12 Lectures 01:53:12
The Blurred Lines Between Cybercrime, Cyberwar, and Cyberespionage
08:03

The Intersection of Cybercrime and Cyberwar
08:02

Russian Organized Cybercrime
15:45

Supply Chain Interdiction
04:45

Criminal Domain Investigations
06:54

Domain and IP Address Investigation Tools
08:30

Lab 13 - Criminal Domain Investigations
21:00

Stuxnet
10:14

Point of Sale Server Attacks
10:31

Point of Sale Server- Malware
08:28

Point of Sale Server- Exfiltration
03:46

Point of Sale Server- Advanced Investigative Techniques
07:14
3 More Sections
About the Instructor
Brian Hussey
4.3 Average rating
45 Reviews
183 Students
2 Courses
Expert Cybercrime Investigator

Brian Hussey, EnCE, GREM, CCE, PMP, Q/EH,

Brian Hussey leads an elite team of Cybercrime Investigators working within US Federal Law Enforcement, His team has been responsible for investigating many of the most dangerous cyber attacks ever to threaten the United States and the fortune 500 companies that form its economic backbone. His team has pursued cyber criminals throughout the world and brought them to justice. Mr. Hussey's digital forensic analysis and testimony has resulted in Russian Point of Sale hackers, child predators, and malware authors from across the globe going to jail. He is a recognized expert in the fields of computer forensics, malware analysis, memory analysis, and cyber threat intelligence. Mr. Hussey has also designed network intrusion forensics and malware analysis training for US Federal law enforcement and our International partners. He has represented the United States by teaching these topics to the national police in countries such as: Ukraine, Japan, Latvia, Estonia, Moldova, Germany, Nigeria, India, and many others.

In 2011, Mr. Hussey decided the advanced cybercrime investigation techniques used by his team should be available outside of select Government circles and he began teaching at George Mason University in the Master of Computer Forensics program.

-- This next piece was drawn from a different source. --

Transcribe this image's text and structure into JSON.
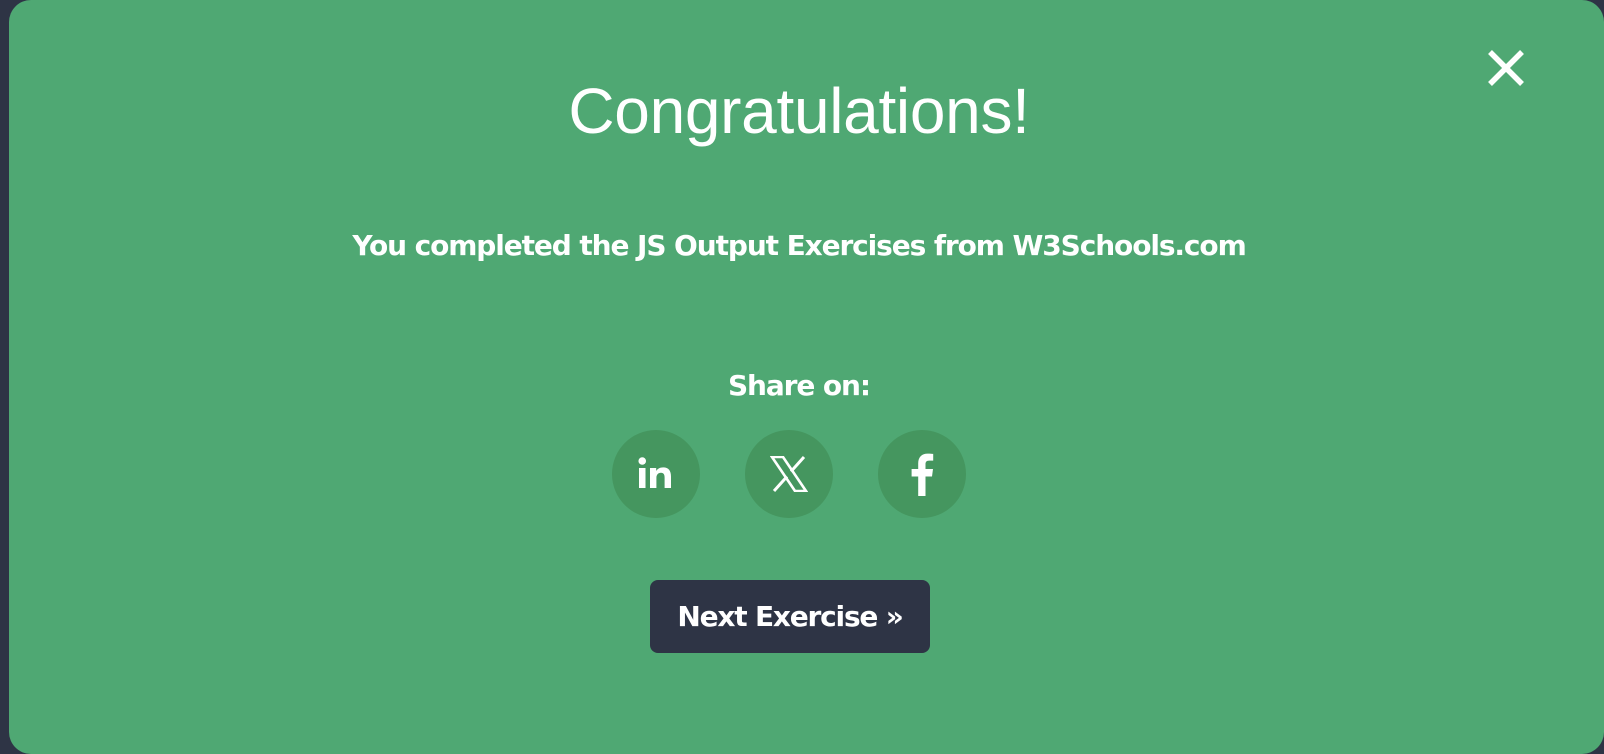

In 2014, he founded IFCI to provide this same training to cybercrime fighters throughout the world. Mr. Hussey firmly believes that International cybercrime investigators working together, and armed with the proper training, can turn the tables on the relentless scourge of cyber crime.